Unicast VXLAN: overlay network for multiple servers with dozens of containers

Introduction

Virtualization is a great technology, as it lets you run multiple virtual systems on a single server.

It's easy to create a "LAN" for containers on a single server - just attach them to the same bridge, use the same subnet (i.e. 10.10.10.0/24) - done. Containers can communicate with each other using their private IP address.

However, with more then one server *not* in the same LAN (i.e. two LXD servers in different datacentres, or even in the same datacentre, but with hosting which doesn't allow LANs), the things get tricky.

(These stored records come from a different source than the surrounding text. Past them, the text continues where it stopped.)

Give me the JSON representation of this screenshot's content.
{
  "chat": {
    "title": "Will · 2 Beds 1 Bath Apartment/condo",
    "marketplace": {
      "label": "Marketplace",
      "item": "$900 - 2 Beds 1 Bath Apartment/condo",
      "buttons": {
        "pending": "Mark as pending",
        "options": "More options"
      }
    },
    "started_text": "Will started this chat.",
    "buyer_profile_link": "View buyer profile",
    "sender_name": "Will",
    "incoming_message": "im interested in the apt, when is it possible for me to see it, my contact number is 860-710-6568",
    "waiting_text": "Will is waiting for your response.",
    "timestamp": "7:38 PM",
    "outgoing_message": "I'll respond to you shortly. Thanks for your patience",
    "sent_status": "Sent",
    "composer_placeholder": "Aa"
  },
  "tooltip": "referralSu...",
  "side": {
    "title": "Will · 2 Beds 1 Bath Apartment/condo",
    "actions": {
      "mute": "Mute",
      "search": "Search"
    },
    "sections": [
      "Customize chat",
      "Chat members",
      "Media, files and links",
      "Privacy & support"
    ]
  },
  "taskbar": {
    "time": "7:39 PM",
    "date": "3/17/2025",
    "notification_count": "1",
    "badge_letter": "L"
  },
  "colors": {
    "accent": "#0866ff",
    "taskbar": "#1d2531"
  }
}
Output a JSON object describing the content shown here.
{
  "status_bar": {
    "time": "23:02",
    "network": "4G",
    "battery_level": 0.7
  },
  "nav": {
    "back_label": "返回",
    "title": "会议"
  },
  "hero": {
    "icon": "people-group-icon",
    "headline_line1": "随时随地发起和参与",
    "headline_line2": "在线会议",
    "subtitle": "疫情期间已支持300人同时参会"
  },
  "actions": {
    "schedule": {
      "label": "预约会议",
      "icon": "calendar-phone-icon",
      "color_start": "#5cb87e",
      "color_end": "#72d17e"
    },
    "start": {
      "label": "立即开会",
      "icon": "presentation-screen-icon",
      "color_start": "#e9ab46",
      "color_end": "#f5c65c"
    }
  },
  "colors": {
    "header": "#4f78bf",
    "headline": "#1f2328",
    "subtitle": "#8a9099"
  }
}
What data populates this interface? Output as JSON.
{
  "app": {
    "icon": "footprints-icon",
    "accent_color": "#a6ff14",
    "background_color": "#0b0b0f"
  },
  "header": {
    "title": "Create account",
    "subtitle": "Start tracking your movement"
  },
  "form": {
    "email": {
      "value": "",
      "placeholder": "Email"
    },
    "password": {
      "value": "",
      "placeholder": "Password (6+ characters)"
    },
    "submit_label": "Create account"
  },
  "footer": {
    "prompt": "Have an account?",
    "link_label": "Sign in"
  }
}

There are numerous examples of such hostings - i.e. Amazon AWS or Hetzner.

Virtual Extensible LAN (VXLAN) can help us solve this issue. No more hassle with port redirections, adjusting IPs after containers were migrated etc.

While this HOWTO is primarily with LXD in mind, it can be used with any networking technologies. Apart from LXD - LXC, KVM, Xen, docker should be fine to use it. Make sure to read MTU notes.

Network diagram

We will build a Virtual Extensible LAN as on example diagrams below. Each server is using unicast VXLAN connected to every other server. In the examples, the containers are using 10.10.10.0/24 subnet, but of course you can use any other subnet.

Example 1:


Example 2:

Prerequisites

You will need a fairly modern kernel and userspace. Ubuntu 14.04 LTS is too old; Ubuntu 16.04 LTS is fine. CentOS 7 should also be fine.

Each container needs to be attached to the bridge created by the script below. We're using vxbr0 as the bridge for VXLAN devices.

Performance

VXLAN offers near wire speed. I.e. if iperf between your containers with public IPs will show 90 MB/s traffic, VXLAN traffic should be showing around 85 MB/s.

Drawbacks

  • VXLAN does not encrypt the traffic
  • VXLAN does not compress the traffic

While it's typically fine to run the traffic unencrypted between the servers in the same VPC / security group in AWS or in general, a single datacentre, you may want to think about extra traffic encryption with server in different geographical locations.

MTU issue

VXLAN interface will lower your MTU to 1450. It means, any container attached to such a bridge using VXLAN needs its networking to have MTU of 1450 as well. Otherwise, any traffic with larger packets will hang.

If you're using LXD, you can run "lxc config edit your-container" and set it as below:

preventing bridge looping

If you use more than two servers, you will have more than one VXLAN device attached to the bridge. This normally creates packet loops. To prevent it, we use ebtables to block the traffic between different VXLAN devices on the same server.

The script sets this up automatically.

Please note that the script assumes it's the only thing on the server which manipulates ebtables.

vxlansetup.sh script

The script creates VXLAN devices between every server.

  • usage - available actions are start, stop, restart and status
  • copy the script to every server running the containers (do not copy or use the script in the containers)
  • modify LOCALIP, REMOTEIPS, LOCAL_DEV, BRIDGE_DEV variables on every server
  • DRYRUN - set it to 1 to see which commands would be run
  • VXLAN_DEV, PORT - should be OK for most systems, but adjust if needed
  • you have to run the script on every server (remember to adjust the IPs accordingly)

Example output

Here is an example output in "DRYRUN" mode: